Goldman Sachs has been questioned by chiefs of rivals Bear Stearns and Lehman Brothers about speculation that the securities firm had a role in putting pressure on their firms' stocks, the Wall Street Journal said on Wednesday citing people familiar with their talk.
Alan Schwartz, who headed Bear Stearns when it collapsed in March, has asked Goldman CEO Lloyd Blankfein whether there was any truth to talk that in the days preceding Bear Stearns's fall, traders in Goldman's London office manipulated the struggling firm's stock, the paper said.
Lehman Brothers CEO Richard Fuld Jr., whose firm's shares also have been battered, has also spoken with Blankfein.
The Lehman chief also contacted traders he felt may have been bad-mouthing his stock, the paper said.
Spreading rumors one knows to be false with the intention of manipulating a public company's price is illegal.
The U.S. Securities and Exchange Commission has been investigating whether investors have looked to profit by spreading rumors to push down Lehman and Bear shares.

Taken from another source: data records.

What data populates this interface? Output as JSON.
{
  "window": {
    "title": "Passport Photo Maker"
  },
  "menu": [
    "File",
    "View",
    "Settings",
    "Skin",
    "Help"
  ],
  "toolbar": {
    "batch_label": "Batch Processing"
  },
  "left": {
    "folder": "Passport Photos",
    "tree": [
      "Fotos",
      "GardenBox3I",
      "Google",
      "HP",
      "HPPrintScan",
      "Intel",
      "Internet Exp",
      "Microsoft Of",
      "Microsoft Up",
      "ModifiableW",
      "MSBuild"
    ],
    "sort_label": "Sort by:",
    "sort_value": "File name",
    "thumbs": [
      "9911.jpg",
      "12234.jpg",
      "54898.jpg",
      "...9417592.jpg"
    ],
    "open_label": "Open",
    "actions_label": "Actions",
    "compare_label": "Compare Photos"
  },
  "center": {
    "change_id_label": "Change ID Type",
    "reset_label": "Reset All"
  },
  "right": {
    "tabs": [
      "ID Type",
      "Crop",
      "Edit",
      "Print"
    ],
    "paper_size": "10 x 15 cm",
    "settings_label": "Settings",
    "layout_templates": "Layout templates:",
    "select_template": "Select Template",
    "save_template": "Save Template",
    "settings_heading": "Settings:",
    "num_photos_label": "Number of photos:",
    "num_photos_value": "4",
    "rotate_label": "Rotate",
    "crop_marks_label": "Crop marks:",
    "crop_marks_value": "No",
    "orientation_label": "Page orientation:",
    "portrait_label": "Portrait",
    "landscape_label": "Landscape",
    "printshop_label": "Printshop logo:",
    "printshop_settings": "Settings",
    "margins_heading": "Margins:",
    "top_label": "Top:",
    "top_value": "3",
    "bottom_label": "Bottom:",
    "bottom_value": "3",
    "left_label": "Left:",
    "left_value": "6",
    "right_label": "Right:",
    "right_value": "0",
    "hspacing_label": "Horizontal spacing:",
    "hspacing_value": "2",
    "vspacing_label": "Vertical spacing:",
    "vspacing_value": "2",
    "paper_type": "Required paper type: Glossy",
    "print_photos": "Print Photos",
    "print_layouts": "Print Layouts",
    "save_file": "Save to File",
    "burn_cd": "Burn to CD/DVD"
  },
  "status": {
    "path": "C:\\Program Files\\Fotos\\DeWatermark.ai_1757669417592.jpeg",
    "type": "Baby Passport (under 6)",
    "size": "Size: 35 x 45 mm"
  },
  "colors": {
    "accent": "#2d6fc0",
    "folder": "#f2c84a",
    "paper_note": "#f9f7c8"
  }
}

Goldman , which strongly denied wrongdoing, never altered its terms for doing business with Bear even as lenders pulled their financing and some trading partners retreated during the troubled securities firm's struggles in early March, the paper said citing a Goldman spokesman.
Earlier this year, JPMorgan Chase acquired Bear Stearns for a fire-sale price, after the latter collapsed under the weight of the credit crisis and suffered the equivalent of a bank run.
In the weeks before Bear reached its initial deal to sell itself, Goldman Sachs International, which encompasses the firm's European trading units, was one of the most-active parties in trading securities known as credit default swaps that it had bought from or sold to Bear, the paper said citing trading documents involved in a regulatory probe into the collapse.
The documents show that a handful of other prominent firms cut their exposures to Bear Stearns, including Chicago hedge fund Citadel Investment Group and New York hedge fund Paulson, which is run by a Bear Stearns alumnus.
Goldman, Lehman, Citadel and Paulson could not be immediately reached for comment.